Web page and app entries:
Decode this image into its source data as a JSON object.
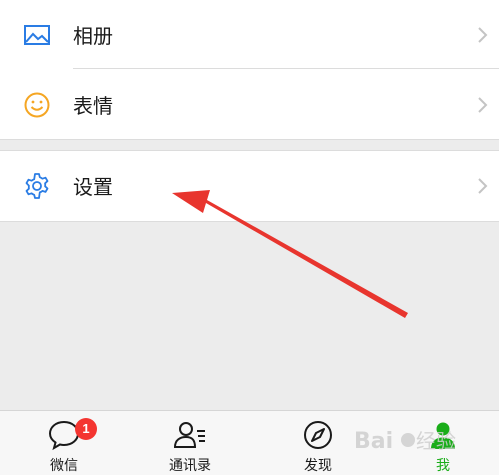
{
  "menu": {
    "album_label": "相册",
    "emoji_label": "表情",
    "settings_label": "设置"
  },
  "tabbar": {
    "chats_label": "微信",
    "chats_badge": "1",
    "contacts_label": "通讯录",
    "discover_label": "发现",
    "me_label": "我"
  },
  "watermark": {
    "text": "Baidu经验"
  },
  "colors": {
    "album_icon": "#2a7ce4",
    "emoji_icon": "#f5a623",
    "settings_icon": "#2a7ce4",
    "arrow": "#e8352e",
    "active_tab": "#1aad19",
    "badge": "#f43530"
  }
}
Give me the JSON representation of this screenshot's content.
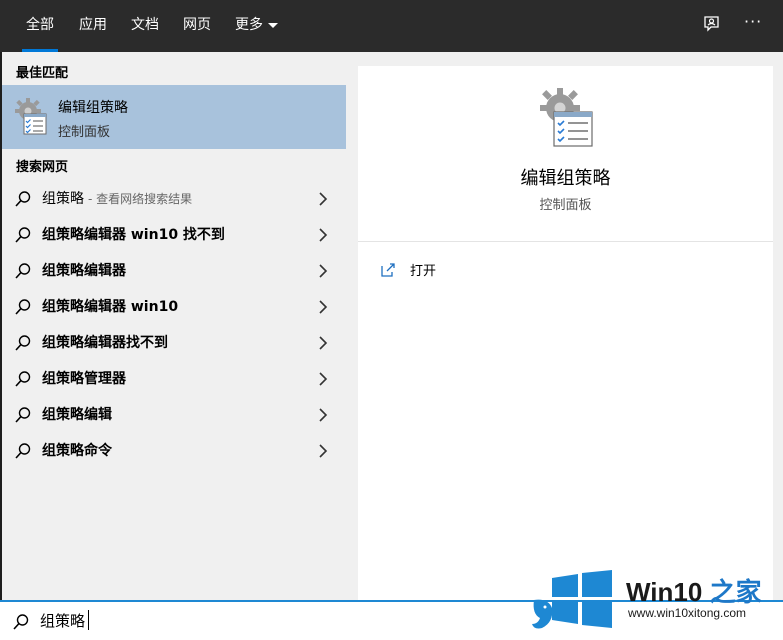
{
  "tabs": [
    {
      "label": "全部",
      "active": true
    },
    {
      "label": "应用"
    },
    {
      "label": "文档"
    },
    {
      "label": "网页"
    },
    {
      "label": "更多"
    }
  ],
  "top_icons": [
    "feedback-icon",
    "more-options-icon"
  ],
  "top_icons_text": {
    "more": "···"
  },
  "left": {
    "best_match_label": "最佳匹配",
    "best_match": {
      "title": "编辑组策略",
      "subtitle": "控制面板",
      "icon": "group-policy-icon"
    },
    "web_label": "搜索网页",
    "web_results": [
      {
        "text": "组策略",
        "hint": "- 查看网络搜索结果"
      },
      {
        "text": "组策略编辑器 win10 找不到"
      },
      {
        "text": "组策略编辑器"
      },
      {
        "text": "组策略编辑器 win10"
      },
      {
        "text": "组策略编辑器找不到"
      },
      {
        "text": "组策略管理器"
      },
      {
        "text": "组策略编辑"
      },
      {
        "text": "组策略命令"
      }
    ]
  },
  "right": {
    "title": "编辑组策略",
    "subtitle": "控制面板",
    "actions": [
      {
        "label": "打开",
        "icon": "open-icon"
      }
    ]
  },
  "search": {
    "value": "组策略",
    "icon": "search-icon"
  },
  "watermark": {
    "title_prefix": "Win10",
    "title_suffix": " 之家",
    "url": "www.win10xitong.com"
  },
  "colors": {
    "topbar": "#2b2b2b",
    "accent": "#0078d7",
    "selected": "#a8c2dc",
    "panel": "#f0f0f0"
  }
}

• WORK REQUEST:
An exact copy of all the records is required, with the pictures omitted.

• ANSWER BELOW:
Decode this image into its source data as a JSON object.
{
  "menu": {
    "album_label": "相册",
    "emoji_label": "表情",
    "settings_label": "设置"
  },
  "tabbar": {
    "chats_label": "微信",
    "chats_badge": "1",
    "contacts_label": "通讯录",
    "discover_label": "发现",
    "me_label": "我"
  },
  "watermark": {
    "text": "Baidu经验"
  },
  "colors": {
    "album_icon": "#2a7ce4",
    "emoji_icon": "#f5a623",
    "settings_icon": "#2a7ce4",
    "arrow": "#e8352e",
    "active_tab": "#1aad19",
    "badge": "#f43530"
  }
}
Give me the JSON representation of this screenshot's content.
{
  "tabs": [
    {
      "label": "全部",
      "active": true
    },
    {
      "label": "应用"
    },
    {
      "label": "文档"
    },
    {
      "label": "网页"
    },
    {
      "label": "更多"
    }
  ],
  "top_icons": [
    "feedback-icon",
    "more-options-icon"
  ],
  "top_icons_text": {
    "more": "···"
  },
  "left": {
    "best_match_label": "最佳匹配",
    "best_match": {
      "title": "编辑组策略",
      "subtitle": "控制面板",
      "icon": "group-policy-icon"
    },
    "web_label": "搜索网页",
    "web_results": [
      {
        "text": "组策略",
        "hint": "- 查看网络搜索结果"
      },
      {
        "text": "组策略编辑器 win10 找不到"
      },
      {
        "text": "组策略编辑器"
      },
      {
        "text": "组策略编辑器 win10"
      },
      {
        "text": "组策略编辑器找不到"
      },
      {
        "text": "组策略管理器"
      },
      {
        "text": "组策略编辑"
      },
      {
        "text": "组策略命令"
      }
    ]
  },
  "right": {
    "title": "编辑组策略",
    "subtitle": "控制面板",
    "actions": [
      {
        "label": "打开",
        "icon": "open-icon"
      }
    ]
  },
  "search": {
    "value": "组策略",
    "icon": "search-icon"
  },
  "watermark": {
    "title_prefix": "Win10",
    "title_suffix": " 之家",
    "url": "www.win10xitong.com"
  },
  "colors": {
    "topbar": "#2b2b2b",
    "accent": "#0078d7",
    "selected": "#a8c2dc",
    "panel": "#f0f0f0"
  }
}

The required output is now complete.